If you have time to travel up the Icefields Parkway, you can also hit some of the best hikes in Banff National Park.
Calgary: The main gateway city to Banff National Park is Calgary. The Calgary International Airport services airlines from around the world and across Canada. If you have time to kill in the city, be sure to check out our list of the top attractions in Calgary. And if you're spending a night or more here, refer to our list of the best hotels in Calgary.

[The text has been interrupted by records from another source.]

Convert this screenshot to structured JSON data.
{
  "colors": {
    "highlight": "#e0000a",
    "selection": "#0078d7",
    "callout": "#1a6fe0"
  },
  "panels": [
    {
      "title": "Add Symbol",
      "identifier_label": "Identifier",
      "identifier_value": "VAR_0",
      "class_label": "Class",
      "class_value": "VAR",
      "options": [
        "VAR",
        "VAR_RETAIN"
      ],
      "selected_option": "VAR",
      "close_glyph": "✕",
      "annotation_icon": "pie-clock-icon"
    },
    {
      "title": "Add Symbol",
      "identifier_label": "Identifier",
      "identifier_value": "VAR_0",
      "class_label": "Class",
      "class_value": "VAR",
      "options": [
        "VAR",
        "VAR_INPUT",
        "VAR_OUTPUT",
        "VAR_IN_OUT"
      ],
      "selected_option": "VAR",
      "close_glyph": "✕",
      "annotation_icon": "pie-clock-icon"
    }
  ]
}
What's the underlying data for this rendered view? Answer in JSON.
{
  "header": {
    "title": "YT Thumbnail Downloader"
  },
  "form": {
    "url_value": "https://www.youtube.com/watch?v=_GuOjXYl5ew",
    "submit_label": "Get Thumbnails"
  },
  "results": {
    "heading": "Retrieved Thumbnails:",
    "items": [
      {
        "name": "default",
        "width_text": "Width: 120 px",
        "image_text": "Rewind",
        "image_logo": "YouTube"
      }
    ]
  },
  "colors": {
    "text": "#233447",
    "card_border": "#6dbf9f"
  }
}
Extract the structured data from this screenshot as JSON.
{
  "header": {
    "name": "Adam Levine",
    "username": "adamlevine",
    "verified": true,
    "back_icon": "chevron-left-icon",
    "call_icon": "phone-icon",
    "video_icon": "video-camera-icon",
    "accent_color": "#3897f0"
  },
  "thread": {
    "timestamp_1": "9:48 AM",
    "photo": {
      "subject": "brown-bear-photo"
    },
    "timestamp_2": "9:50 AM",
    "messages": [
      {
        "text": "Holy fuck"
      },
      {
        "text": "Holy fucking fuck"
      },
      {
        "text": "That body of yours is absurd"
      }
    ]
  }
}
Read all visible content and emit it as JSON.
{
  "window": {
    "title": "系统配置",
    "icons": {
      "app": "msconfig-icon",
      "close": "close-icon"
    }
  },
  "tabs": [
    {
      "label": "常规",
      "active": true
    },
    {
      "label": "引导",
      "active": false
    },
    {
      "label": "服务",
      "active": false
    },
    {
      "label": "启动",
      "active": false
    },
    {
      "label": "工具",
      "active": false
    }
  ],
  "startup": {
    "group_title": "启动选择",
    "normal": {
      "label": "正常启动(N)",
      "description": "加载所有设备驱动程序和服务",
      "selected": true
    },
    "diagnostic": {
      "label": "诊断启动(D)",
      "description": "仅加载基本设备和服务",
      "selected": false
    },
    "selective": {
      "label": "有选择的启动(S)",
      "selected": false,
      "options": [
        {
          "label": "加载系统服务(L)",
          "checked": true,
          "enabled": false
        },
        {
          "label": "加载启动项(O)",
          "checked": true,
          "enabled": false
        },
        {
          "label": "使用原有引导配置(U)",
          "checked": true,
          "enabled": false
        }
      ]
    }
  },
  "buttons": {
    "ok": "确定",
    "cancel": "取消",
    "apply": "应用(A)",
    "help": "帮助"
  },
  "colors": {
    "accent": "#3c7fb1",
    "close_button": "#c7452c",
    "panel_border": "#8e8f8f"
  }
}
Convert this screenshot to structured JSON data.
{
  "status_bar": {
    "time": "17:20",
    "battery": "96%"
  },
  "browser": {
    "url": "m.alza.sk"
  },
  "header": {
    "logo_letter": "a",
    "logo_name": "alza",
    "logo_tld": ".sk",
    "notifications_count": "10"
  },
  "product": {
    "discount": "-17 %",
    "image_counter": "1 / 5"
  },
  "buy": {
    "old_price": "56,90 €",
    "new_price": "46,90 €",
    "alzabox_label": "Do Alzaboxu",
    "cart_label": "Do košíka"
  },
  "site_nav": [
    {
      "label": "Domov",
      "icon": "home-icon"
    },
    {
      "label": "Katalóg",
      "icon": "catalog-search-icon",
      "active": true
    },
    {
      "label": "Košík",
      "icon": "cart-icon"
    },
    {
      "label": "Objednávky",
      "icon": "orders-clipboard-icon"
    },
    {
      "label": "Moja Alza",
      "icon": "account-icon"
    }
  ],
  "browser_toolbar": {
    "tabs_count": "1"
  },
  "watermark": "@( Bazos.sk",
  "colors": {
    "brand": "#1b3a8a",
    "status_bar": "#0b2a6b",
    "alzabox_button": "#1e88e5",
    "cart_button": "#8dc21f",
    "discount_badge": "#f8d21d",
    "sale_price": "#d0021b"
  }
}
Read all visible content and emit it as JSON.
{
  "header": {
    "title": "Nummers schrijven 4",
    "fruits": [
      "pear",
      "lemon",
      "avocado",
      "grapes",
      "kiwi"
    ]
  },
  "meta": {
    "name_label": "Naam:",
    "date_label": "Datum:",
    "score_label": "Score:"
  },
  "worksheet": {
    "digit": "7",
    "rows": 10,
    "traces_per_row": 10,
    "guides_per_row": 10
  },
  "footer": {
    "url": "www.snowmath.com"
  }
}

Canmore: Right outside the gates of Banff National Park is the town of Canmore. This is a popular mountain town with its own long list of things to do. Many people choose to stay here at one of Canmore's resorts and commute to the park. Campers will also find a selection of campgrounds around Canmore, which can be a good alternative if you can't find camping in the park.